Items from a data source:
- Opening Delimiter -

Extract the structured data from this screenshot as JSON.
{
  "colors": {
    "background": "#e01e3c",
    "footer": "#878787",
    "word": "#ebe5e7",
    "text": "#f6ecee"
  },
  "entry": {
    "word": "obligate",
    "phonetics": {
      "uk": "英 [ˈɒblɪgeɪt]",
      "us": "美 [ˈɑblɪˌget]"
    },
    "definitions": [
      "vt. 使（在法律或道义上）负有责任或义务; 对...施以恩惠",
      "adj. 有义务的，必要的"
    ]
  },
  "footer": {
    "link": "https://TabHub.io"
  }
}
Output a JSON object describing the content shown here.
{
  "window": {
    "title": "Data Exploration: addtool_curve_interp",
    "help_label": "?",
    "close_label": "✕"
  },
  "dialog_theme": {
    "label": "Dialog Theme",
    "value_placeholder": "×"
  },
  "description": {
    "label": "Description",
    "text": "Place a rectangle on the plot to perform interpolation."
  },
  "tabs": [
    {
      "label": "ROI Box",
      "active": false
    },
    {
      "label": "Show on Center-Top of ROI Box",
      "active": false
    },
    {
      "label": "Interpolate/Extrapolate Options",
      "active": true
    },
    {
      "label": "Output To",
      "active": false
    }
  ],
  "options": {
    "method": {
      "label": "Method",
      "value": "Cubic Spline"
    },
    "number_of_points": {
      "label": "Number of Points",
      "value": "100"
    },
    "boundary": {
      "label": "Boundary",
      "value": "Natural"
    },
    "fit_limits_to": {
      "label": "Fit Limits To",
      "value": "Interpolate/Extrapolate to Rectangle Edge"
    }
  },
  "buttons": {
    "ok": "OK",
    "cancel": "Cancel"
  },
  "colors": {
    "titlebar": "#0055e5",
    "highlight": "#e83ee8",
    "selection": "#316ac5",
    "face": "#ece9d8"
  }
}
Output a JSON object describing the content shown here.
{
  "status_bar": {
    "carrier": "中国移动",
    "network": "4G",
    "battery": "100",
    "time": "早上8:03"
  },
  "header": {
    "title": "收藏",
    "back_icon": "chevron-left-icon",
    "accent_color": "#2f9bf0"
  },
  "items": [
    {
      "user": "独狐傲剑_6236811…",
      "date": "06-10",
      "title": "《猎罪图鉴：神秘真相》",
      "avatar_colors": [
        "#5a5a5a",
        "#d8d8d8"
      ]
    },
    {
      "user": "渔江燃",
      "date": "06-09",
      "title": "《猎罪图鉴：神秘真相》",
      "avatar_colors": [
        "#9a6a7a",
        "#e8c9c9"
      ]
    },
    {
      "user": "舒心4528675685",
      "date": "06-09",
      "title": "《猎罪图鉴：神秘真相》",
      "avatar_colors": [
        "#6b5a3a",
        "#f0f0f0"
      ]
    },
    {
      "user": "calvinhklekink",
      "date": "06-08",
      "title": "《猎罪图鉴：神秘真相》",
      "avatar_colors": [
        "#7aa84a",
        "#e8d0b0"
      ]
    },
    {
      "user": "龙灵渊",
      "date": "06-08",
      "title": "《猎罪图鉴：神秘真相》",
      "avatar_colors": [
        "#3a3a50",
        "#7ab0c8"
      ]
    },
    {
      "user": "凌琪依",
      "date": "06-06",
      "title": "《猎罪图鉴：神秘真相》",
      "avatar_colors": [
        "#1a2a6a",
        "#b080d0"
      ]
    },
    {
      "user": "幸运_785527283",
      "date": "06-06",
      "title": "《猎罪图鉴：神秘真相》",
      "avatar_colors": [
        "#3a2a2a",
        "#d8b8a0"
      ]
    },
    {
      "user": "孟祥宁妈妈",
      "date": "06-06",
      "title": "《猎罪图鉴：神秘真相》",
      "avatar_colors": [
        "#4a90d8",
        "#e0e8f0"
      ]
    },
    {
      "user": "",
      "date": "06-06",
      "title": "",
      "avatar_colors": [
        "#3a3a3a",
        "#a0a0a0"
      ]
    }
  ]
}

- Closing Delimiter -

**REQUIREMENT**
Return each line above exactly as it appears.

**COMPLETED EXERCISE**
Extract the structured data from this screenshot as JSON.
{
  "colors": {
    "background": "#e01e3c",
    "footer": "#878787",
    "word": "#ebe5e7",
    "text": "#f6ecee"
  },
  "entry": {
    "word": "obligate",
    "phonetics": {
      "uk": "英 [ˈɒblɪgeɪt]",
      "us": "美 [ˈɑblɪˌget]"
    },
    "definitions": [
      "vt. 使（在法律或道义上）负有责任或义务; 对...施以恩惠",
      "adj. 有义务的，必要的"
    ]
  },
  "footer": {
    "link": "https://TabHub.io"
  }
}
Output a JSON object describing the content shown here.
{
  "window": {
    "title": "Data Exploration: addtool_curve_interp",
    "help_label": "?",
    "close_label": "✕"
  },
  "dialog_theme": {
    "label": "Dialog Theme",
    "value_placeholder": "×"
  },
  "description": {
    "label": "Description",
    "text": "Place a rectangle on the plot to perform interpolation."
  },
  "tabs": [
    {
      "label": "ROI Box",
      "active": false
    },
    {
      "label": "Show on Center-Top of ROI Box",
      "active": false
    },
    {
      "label": "Interpolate/Extrapolate Options",
      "active": true
    },
    {
      "label": "Output To",
      "active": false
    }
  ],
  "options": {
    "method": {
      "label": "Method",
      "value": "Cubic Spline"
    },
    "number_of_points": {
      "label": "Number of Points",
      "value": "100"
    },
    "boundary": {
      "label": "Boundary",
      "value": "Natural"
    },
    "fit_limits_to": {
      "label": "Fit Limits To",
      "value": "Interpolate/Extrapolate to Rectangle Edge"
    }
  },
  "buttons": {
    "ok": "OK",
    "cancel": "Cancel"
  },
  "colors": {
    "titlebar": "#0055e5",
    "highlight": "#e83ee8",
    "selection": "#316ac5",
    "face": "#ece9d8"
  }
}
Output a JSON object describing the content shown here.
{
  "status_bar": {
    "carrier": "中国移动",
    "network": "4G",
    "battery": "100",
    "time": "早上8:03"
  },
  "header": {
    "title": "收藏",
    "back_icon": "chevron-left-icon",
    "accent_color": "#2f9bf0"
  },
  "items": [
    {
      "user": "独狐傲剑_6236811…",
      "date": "06-10",
      "title": "《猎罪图鉴：神秘真相》",
      "avatar_colors": [
        "#5a5a5a",
        "#d8d8d8"
      ]
    },
    {
      "user": "渔江燃",
      "date": "06-09",
      "title": "《猎罪图鉴：神秘真相》",
      "avatar_colors": [
        "#9a6a7a",
        "#e8c9c9"
      ]
    },
    {
      "user": "舒心4528675685",
      "date": "06-09",
      "title": "《猎罪图鉴：神秘真相》",
      "avatar_colors": [
        "#6b5a3a",
        "#f0f0f0"
      ]
    },
    {
      "user": "calvinhklekink",
      "date": "06-08",
      "title": "《猎罪图鉴：神秘真相》",
      "avatar_colors": [
        "#7aa84a",
        "#e8d0b0"
      ]
    },
    {
      "user": "龙灵渊",
      "date": "06-08",
      "title": "《猎罪图鉴：神秘真相》",
      "avatar_colors": [
        "#3a3a50",
        "#7ab0c8"
      ]
    },
    {
      "user": "凌琪依",
      "date": "06-06",
      "title": "《猎罪图鉴：神秘真相》",
      "avatar_colors": [
        "#1a2a6a",
        "#b080d0"
      ]
    },
    {
      "user": "幸运_785527283",
      "date": "06-06",
      "title": "《猎罪图鉴：神秘真相》",
      "avatar_colors": [
        "#3a2a2a",
        "#d8b8a0"
      ]
    },
    {
      "user": "孟祥宁妈妈",
      "date": "06-06",
      "title": "《猎罪图鉴：神秘真相》",
      "avatar_colors": [
        "#4a90d8",
        "#e0e8f0"
      ]
    },
    {
      "user": "",
      "date": "06-06",
      "title": "",
      "avatar_colors": [
        "#3a3a3a",
        "#a0a0a0"
      ]
    }
  ]
}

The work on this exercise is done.